Mr. Geo. Brundells Reminiscences

Mr. and Mrs. G. Brundell, of Weavers, near Yorlcetown, who recently celebrated their golden wedding, can claim to be two very early residents of Southern Yorke Peninsula. Mr, Brundell was born at Bald Hills, near Yankalilla, in 1861. His mother's people came out in the Buffalo in 183(5. His father first found employment on Tudcre Gwynne's station at Innian. Valley ami later look up lAnd on his own account at Bald Hills. In 1872 he came with his family to Dalrymple, near Oyster Bay, now known as Stansbury. They were among the first settlers in that district. Others were Arch. Anderson, Henry Bartram, and Harry Coote. Mr. Brundell clearly remembers coming across the Gulf or St Vincent in the ketch "Edith Alice" from Port Adelaide. It was in April. 1872, and the sailing craft took 5 days to make the trip to Salt Creek. He was 11 years old and came with his father, while the elder brother, Charles, j 22 years of age, camc round by road, and brought the horses and bullocks Mr. Brundell and his sons put in a crop on 25 acrcs during the first year. , and reaped 2T> bushels to the acre. The t balance of the 210 acres was all tim- j ber and scrub, and had to be cleared j in sections. It was real pioneering

work. The station owners, who were in possession of the land before the • Government repurchased it, did not j approve of the newcomers. They told ' the farmers that the land would not : grow crops as there was not sufficient 1 rainfall. However they came, settled down, and have made a wonderful job of it. [ Mr. Biundell remarked that the , blacks went meandering along in ; mobs of about a hundred and they : camped at a place called Rocky Waterhole. They were quite peacable, but if you gave one or two of \ them a little tea and sugar about 50 ; would soon crowd around the tent, j They showed annoyance if thev did ' not get ».\-.t tley wanted. Kangaroos were in thousands and it was quite easy to get four or five before breakfast without going out of sight of the tent. As more settlers cajrte to take up holdings, the kangaroos gradually went further back and at present they arc roving about in two's and three's some SO miles south-west from Yorketown. The early settlers, said Mr. Brundell, had to go to Hay ward Park for water, where a good well had been sunk by the station owners. It had a 30 gallon bucket and the winch was worked by a horse. The water was tipped into a shoot connected up with the tank on the dray.or waggon belonging to the farmer. They combined and paid the station owners .'id/- per week for the water for their stock and had to drink and wash in the water from the -same well. It was an awful taste, but they had to use it for about three years until wells were sunk on the various farms. The water was carted in a bighogshead, for two and a half miles with horse and dray.

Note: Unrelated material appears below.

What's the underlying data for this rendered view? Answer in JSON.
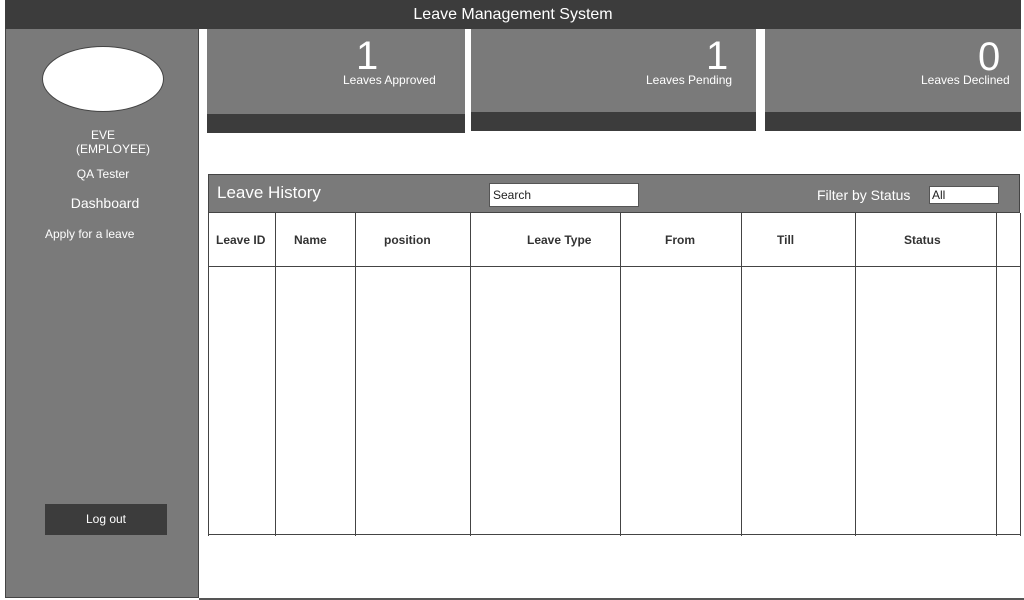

During the second year there were CO to 70 horses and bullocks daily at Hay ward Park Well and the station owners provided a man, who collected the money for the water. For the first year they had to feed their horses and bullocks on sheoak and one of the men had to "shoo" away the kangaroos every time the horses were fed. There was no value at that time for kangaroo skins, it did not pay to skin them. Mr. BT-andell mentioned that Mr. Geo. Sheriff was the first chairman of the District Council, and Mr. Edward Stonhouse, the overseer of works. He said in those days they had a

The Foreman was trying to tell Pat what a miracle was. Pat was working on a skyscraper in New York. Foreman: "Now, Pat, if you were to climb the tup of this building and fall to the pavement without hurting yourself, what would you call that?" Pat: "An accident." Foreman : "And if you did the same tiling again, what would vou call thatr" 1'at : "A coincidence." Foreman (augrilvl: "And if vou did exactly the same again?" Pat (triumphantly): "A habit."

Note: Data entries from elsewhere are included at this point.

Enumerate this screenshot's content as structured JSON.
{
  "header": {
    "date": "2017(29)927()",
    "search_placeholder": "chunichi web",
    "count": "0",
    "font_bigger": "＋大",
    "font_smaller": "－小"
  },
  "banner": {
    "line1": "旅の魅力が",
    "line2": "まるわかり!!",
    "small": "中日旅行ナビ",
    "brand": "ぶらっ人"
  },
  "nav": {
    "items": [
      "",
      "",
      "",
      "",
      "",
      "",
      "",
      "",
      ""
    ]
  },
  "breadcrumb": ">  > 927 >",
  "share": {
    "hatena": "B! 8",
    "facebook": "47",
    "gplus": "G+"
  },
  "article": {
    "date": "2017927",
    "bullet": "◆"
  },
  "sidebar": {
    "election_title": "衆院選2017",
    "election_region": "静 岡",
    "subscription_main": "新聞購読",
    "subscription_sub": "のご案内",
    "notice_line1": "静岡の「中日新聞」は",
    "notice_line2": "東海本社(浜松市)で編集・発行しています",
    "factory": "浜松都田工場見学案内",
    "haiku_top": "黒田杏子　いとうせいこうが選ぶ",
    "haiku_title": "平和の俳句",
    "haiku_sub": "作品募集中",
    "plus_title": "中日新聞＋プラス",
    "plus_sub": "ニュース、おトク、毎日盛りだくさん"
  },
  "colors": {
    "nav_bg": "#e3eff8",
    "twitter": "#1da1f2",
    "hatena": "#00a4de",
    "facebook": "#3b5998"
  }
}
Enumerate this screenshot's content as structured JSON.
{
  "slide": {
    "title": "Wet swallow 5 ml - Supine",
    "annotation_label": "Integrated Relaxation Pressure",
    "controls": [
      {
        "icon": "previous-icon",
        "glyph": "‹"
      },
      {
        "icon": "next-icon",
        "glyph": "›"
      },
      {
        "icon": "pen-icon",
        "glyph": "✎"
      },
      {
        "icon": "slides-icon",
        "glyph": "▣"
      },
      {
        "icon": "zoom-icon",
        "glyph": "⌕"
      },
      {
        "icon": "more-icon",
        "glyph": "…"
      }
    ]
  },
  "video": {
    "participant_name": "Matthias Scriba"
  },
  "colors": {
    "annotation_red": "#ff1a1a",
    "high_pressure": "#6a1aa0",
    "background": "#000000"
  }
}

sixpenny rate ami their roads cleared arid made, hut nowadays, with a 1/- rate thev could not s/et anything done, lie quoted a cast- where an owner carted s chains of stone, cracked it and blinded it. Mad to travel with his horses 4 miles 1o get the roller to tinisli the job and then had to take the roller hack, all fo

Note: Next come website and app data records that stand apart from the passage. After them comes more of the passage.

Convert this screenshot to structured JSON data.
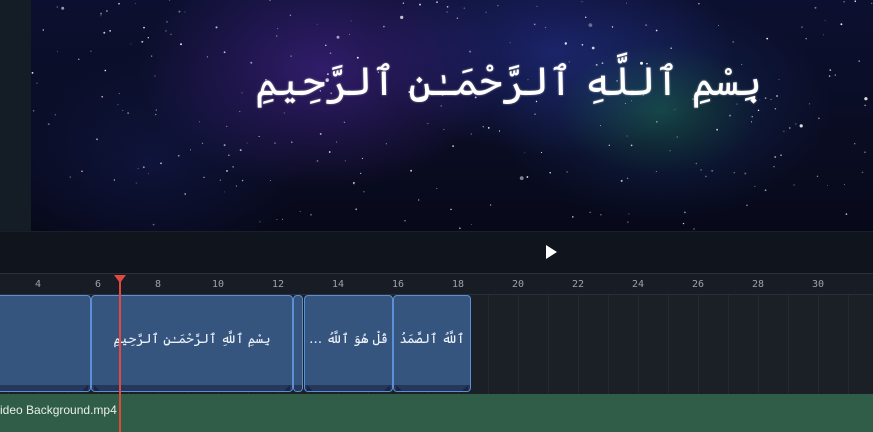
{
  "preview": {
    "verse_text": "بِسْمِ ٱللَّهِ ٱلرَّحْمَـٰنِ ٱلرَّحِيمِ",
    "background": "starfield-nebula"
  },
  "player": {
    "play_icon": "play-icon"
  },
  "ruler": {
    "ticks": [
      "4",
      "6",
      "8",
      "10",
      "12",
      "14",
      "16",
      "18",
      "20",
      "22",
      "24",
      "26",
      "28",
      "30"
    ]
  },
  "timeline": {
    "playhead_time_s": 6.7,
    "clips": [
      {
        "label": ""
      },
      {
        "label": "بِسْمِ ٱللَّهِ ٱلرَّحْمَـٰنِ ٱلرَّحِيمِ"
      },
      {
        "label": ""
      },
      {
        "label": "قُلْ هُوَ ٱللَّهُ …"
      },
      {
        "label": "ٱللَّهُ ٱلصَّمَدُ"
      }
    ],
    "video_track_label": "ideo Background.mp4"
  },
  "colors": {
    "clip_fill": "#35557f",
    "clip_border": "#5b8fd6",
    "video_track": "#2f5d48",
    "playhead": "#e2493e"
  }
}
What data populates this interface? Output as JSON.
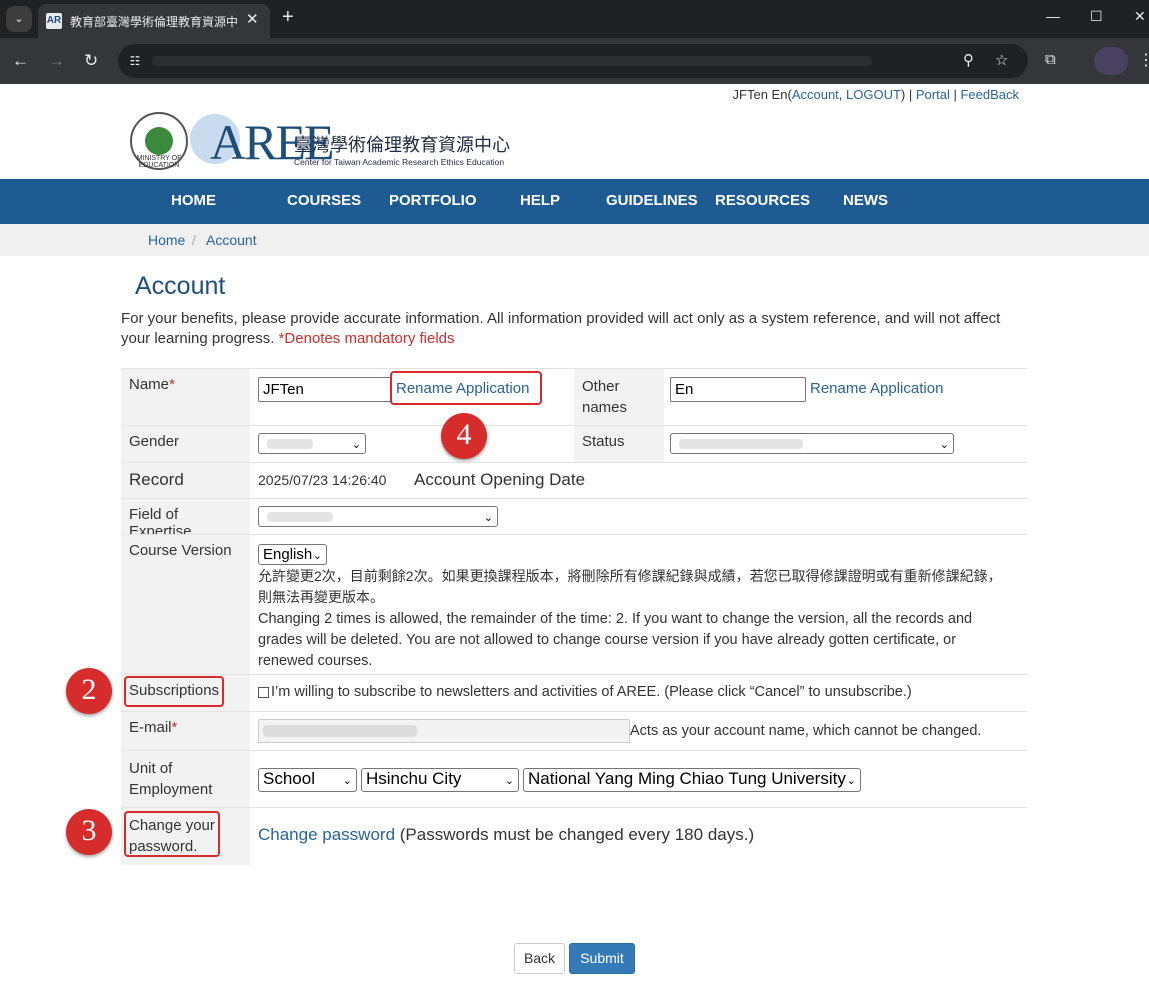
{
  "browser": {
    "tab_title": "教育部臺灣學術倫理教育資源中",
    "tab_favicon": "AR",
    "new_tab": "+",
    "tab_menu": "⌄"
  },
  "header": {
    "user_name": "JFTen En",
    "account": "Account",
    "logout": "LOGOUT",
    "portal": "Portal",
    "feedback": "FeedBack",
    "logo_word": "AREE",
    "logo_zh": "臺灣學術倫理教育資源中心",
    "logo_en": "Center for Taiwan Academic Research Ethics Education",
    "moe_text": "MINISTRY OF EDUCATION"
  },
  "nav": [
    "HOME",
    "COURSES",
    "PORTFOLIO",
    "HELP",
    "GUIDELINES",
    "RESOURCES",
    "NEWS"
  ],
  "breadcrumb": {
    "home": "Home",
    "sep": "/",
    "current": "Account"
  },
  "page": {
    "title": "Account",
    "intro": "For your benefits, please provide accurate information. All information provided will act only as a system reference, and will not affect your learning progress. ",
    "mandatory": "*Denotes mandatory fields"
  },
  "form": {
    "name_label": "Name",
    "req_mark": "*",
    "name_value": "JFTen",
    "rename": "Rename Application",
    "other_names_label": "Other names",
    "other_names_value": "En",
    "gender_label": "Gender",
    "status_label": "Status",
    "record_label": "Record",
    "record_date": "2025/07/23 14:26:40",
    "record_desc": "Account Opening Date",
    "expertise_label": "Field of Expertise",
    "course_label": "Course Version",
    "course_value": "English",
    "course_note_zh": "允許變更2次，目前剩餘2次。如果更換課程版本，將刪除所有修課紀錄與成績，若您已取得修課證明或有重新修課紀錄，則無法再變更版本。",
    "course_note_en": "Changing 2 times is allowed, the remainder of the time: 2. If you want to change the version, all the records and grades will be deleted. You are not allowed to change course version if you have already gotten certificate, or renewed courses.",
    "subs_label": "Subscriptions",
    "subs_text": "I’m willing to subscribe to newsletters and activities of AREE. (Please click “Cancel” to unsubscribe.)",
    "email_label": "E-mail",
    "email_note": "Acts as your account name, which cannot be changed.",
    "unit_label": "Unit of Employment",
    "unit_type": "School",
    "unit_city": "Hsinchu City",
    "unit_school": "National Yang Ming Chiao Tung University",
    "pw_label": "Change your password.",
    "pw_link": "Change password",
    "pw_note": "(Passwords must be changed every 180 days.)"
  },
  "annotations": [
    "4",
    "2",
    "3"
  ],
  "buttons": {
    "back": "Back",
    "submit": "Submit"
  },
  "colors": {
    "nav_bg": "#1f5b93",
    "link": "#2a6496",
    "annotation": "#d62c2c",
    "submit": "#337ab7"
  }
}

£ 1 /o/V> per chain. He remembered thai Mounted Constable Mcl'harlln was the firstconstable at < )y-ter Pay. At that time there was no jetty, and the ketches that traded to the Hay were the "Voiidl' Surveyor" and the "Sailor Prince."' They made one trip per week. The mail arrangements were far from perfect and sometimes they i^ave their letters to the captains of the ketches, but more often they were posted at Weater.s Flat (now known as Yorketown), to which place they travelled through the scrub on horseback. Mr. UrundeH's elder brother, Charles, is living in retirement at Victor Harbour